So in re-envisioning email reference in a new way, I realized that what I really wanted was a Help Desk/Trouble Ticket system. Is anyone out there using a formal Trouble Ticket system as a reference tool? Or, is anyone using one at all, in any capacity, and could recommend a good Open Source php/MySQL system?

I’m looking for something that presents a browser-based form for collection of issues, with a big plus if it also allows email reception into the system. Anyone got a favorite?


The newest Web 2.0 tool in my expanding arsenal of webilicious goodness: CrazyEgg. With registration and a simple addition of a bit o’ code you get:

  • Individual click counts for every link on a page
  • A summary of a click data
  • And my personal favorite: an overlayed heat map

Pictures as soon as I get them. I’m using it for two sites, currently, and need to figure out where the code goes inside WordPress…not as easy to find the right place in the PHP. But I’ll get it working soon.

And yet more on the website redesign…

So, a bit of an update.

CMS? Check.
Install? Check.
Template? Check.

Got the rough template design done earlier this week, and while there will be lots of updates to it, the very rough structure is in place. Now it’s all about verifying the migration plan.
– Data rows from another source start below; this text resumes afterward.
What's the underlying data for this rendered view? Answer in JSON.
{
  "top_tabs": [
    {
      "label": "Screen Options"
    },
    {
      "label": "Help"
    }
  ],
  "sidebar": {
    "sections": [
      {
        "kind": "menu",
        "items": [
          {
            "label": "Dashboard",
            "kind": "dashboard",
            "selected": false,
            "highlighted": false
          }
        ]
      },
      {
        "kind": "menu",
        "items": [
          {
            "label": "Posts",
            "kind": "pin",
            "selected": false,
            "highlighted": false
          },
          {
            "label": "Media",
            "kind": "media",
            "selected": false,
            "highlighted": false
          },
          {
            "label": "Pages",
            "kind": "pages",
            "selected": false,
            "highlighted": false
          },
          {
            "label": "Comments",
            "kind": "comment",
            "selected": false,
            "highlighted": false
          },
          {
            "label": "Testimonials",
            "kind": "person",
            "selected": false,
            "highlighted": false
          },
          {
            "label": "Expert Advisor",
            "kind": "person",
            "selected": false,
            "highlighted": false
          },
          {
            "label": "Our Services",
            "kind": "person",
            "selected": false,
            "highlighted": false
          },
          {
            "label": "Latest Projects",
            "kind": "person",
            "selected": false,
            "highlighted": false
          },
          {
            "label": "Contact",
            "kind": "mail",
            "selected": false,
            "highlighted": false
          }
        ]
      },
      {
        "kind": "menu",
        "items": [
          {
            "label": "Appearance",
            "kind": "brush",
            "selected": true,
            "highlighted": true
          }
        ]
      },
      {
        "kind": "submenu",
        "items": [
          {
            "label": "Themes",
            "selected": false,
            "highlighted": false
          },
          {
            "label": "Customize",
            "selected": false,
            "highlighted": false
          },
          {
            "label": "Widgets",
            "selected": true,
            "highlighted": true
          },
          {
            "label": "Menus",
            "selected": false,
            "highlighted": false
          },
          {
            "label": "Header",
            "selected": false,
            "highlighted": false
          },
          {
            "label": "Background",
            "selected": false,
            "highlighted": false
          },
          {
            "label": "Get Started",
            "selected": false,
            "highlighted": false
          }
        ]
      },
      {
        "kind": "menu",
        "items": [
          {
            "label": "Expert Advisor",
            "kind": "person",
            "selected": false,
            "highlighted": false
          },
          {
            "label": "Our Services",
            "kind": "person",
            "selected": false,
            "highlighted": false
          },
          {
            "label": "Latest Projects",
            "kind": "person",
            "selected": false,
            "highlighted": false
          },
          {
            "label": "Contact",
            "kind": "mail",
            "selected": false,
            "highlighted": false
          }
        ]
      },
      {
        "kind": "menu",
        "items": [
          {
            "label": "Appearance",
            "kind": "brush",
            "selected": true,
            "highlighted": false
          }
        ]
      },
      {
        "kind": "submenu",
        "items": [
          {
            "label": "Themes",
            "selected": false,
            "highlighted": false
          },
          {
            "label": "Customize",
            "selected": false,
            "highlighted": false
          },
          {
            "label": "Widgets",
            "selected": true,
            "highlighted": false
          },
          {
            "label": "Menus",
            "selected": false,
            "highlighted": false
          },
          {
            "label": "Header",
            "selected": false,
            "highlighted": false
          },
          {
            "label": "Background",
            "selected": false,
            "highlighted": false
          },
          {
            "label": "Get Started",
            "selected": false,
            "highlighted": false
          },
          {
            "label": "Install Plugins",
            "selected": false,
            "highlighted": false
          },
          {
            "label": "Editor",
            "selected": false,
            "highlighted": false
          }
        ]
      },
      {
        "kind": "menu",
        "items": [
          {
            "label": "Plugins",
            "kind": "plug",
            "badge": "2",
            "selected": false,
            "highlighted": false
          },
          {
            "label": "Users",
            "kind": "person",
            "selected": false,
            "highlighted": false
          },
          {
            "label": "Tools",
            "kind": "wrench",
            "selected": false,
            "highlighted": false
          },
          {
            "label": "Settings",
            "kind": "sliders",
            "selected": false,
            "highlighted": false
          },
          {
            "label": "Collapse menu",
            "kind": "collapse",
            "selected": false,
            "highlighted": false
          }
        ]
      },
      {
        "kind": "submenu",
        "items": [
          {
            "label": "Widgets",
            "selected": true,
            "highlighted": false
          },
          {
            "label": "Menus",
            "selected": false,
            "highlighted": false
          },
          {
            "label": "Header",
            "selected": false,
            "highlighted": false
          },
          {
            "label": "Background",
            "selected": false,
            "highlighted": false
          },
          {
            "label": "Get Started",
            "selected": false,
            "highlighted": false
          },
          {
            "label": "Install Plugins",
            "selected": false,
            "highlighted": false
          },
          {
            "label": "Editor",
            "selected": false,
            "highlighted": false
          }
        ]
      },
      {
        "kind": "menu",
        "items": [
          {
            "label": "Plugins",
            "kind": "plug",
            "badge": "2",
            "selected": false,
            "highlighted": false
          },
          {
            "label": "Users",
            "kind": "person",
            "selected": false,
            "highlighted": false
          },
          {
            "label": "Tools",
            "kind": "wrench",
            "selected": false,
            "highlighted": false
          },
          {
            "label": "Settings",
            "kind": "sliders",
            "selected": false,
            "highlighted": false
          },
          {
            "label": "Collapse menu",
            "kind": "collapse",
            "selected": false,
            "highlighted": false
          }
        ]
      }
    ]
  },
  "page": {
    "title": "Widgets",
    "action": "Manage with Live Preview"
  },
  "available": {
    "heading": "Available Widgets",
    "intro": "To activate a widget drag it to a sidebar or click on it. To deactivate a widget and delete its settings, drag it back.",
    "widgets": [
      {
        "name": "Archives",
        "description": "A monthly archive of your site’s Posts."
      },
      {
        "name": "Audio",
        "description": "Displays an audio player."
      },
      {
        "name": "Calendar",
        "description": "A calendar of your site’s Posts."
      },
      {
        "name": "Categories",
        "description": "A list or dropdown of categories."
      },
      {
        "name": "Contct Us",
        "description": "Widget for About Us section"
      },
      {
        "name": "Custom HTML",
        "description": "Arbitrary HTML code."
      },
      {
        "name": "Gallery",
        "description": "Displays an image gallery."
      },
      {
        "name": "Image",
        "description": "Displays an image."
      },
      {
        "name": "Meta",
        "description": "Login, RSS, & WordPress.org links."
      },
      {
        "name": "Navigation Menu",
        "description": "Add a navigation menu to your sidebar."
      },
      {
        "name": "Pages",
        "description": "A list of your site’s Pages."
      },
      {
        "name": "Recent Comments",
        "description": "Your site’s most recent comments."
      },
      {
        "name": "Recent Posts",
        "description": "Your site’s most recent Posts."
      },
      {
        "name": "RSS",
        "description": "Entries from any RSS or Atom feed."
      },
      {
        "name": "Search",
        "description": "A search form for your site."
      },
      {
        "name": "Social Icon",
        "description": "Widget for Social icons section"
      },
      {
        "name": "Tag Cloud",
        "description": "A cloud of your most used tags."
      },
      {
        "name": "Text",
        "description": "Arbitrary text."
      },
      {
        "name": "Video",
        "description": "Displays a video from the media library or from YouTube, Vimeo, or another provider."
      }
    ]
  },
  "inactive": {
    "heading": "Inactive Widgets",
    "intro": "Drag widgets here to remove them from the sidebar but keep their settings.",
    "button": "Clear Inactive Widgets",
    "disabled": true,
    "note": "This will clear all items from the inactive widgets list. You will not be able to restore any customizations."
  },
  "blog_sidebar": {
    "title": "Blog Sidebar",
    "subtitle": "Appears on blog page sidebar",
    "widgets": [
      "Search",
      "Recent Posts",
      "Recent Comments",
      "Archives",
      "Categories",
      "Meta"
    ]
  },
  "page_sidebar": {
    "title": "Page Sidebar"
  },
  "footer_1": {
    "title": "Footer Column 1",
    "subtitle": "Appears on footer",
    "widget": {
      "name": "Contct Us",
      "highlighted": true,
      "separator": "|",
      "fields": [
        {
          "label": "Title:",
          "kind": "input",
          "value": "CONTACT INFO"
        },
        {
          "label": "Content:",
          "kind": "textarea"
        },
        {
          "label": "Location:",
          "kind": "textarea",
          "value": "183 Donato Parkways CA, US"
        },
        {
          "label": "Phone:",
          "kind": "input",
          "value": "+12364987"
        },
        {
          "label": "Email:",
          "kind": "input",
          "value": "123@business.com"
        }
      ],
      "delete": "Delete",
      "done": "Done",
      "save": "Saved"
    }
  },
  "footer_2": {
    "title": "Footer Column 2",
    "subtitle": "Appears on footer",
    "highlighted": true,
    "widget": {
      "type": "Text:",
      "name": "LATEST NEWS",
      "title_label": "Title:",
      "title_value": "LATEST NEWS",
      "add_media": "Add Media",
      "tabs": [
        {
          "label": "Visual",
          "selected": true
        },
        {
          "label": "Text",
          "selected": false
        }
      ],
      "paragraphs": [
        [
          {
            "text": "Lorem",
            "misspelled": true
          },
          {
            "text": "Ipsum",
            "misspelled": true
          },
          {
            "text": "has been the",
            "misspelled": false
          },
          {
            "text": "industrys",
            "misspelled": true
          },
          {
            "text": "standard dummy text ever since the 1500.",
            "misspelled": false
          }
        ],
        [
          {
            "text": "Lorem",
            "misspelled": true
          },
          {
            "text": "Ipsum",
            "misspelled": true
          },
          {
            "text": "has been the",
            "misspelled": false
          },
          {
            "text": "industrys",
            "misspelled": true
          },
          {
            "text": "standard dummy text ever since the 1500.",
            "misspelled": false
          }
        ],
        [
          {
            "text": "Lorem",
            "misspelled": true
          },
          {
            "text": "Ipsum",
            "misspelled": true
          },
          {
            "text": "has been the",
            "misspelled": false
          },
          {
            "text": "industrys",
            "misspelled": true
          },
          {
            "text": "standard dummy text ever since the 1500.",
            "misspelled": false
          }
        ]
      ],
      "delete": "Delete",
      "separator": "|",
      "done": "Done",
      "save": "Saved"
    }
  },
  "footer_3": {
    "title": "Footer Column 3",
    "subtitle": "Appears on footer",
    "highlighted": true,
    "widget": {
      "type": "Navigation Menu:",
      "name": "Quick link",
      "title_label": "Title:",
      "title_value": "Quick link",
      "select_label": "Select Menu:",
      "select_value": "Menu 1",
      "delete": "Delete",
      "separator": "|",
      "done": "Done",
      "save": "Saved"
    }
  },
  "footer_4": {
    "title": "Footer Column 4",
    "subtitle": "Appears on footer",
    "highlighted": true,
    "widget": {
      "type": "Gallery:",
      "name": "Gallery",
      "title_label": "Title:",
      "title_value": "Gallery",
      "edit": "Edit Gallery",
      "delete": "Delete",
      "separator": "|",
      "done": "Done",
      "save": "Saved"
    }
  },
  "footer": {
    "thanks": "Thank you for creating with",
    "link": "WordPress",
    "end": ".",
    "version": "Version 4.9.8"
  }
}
We’ve got a test server that I’ve been doing all the experimenting on, and the question is now do we do content addition on the test server, or go ahead and move on the production server, with the risk that entails?

In the spirit of answering the question, I’m going to attempt to move my current Joomla installation to another spot on the server…fresh install, and then move the database over. We’ll see if that works, and that will answer the above question, I hope.

Next week? Actual, honest-to-god content migration begins! (I desperately hope…)

Website update #X

Well, we’ve decided to use Joomla in the library website redesign, and I’m in the process of messing with a raw template and pushing it into the direction we want to go. Found a really excellent template that is pure CSS…too many of the ones we looked at used Tables for structure. But I’ve got a pure CSS one that seems to render well in IE, and if I can just move it over to variable width rather than fixed, I’ll be set.

But the next week or two will be me = coding hell. Send cookies.

Work work work

All work and no blog makes Jason a cranky boy.

I’ve been spending nearly all my available neurons on the website redesign and my upcoming ALA presentation. Doesn’t help that I have a trip right after ALA as well, so time is getting shorter on the website.

As an update for anyone interested: we’ve formally decided to go with Joomla as our CMS. The support seems good, the tool seems to do everything we need, and the final decision-maker was that it seems much more intuitive than Drupal. Also, the actual text-editing for adding content is far easier, richer, and more Word-like than Drupal, which is a big deal in a library where we are going to attempt to decentralize some of the content creation. Now we’re on to info-architecture and template design….wish me luck.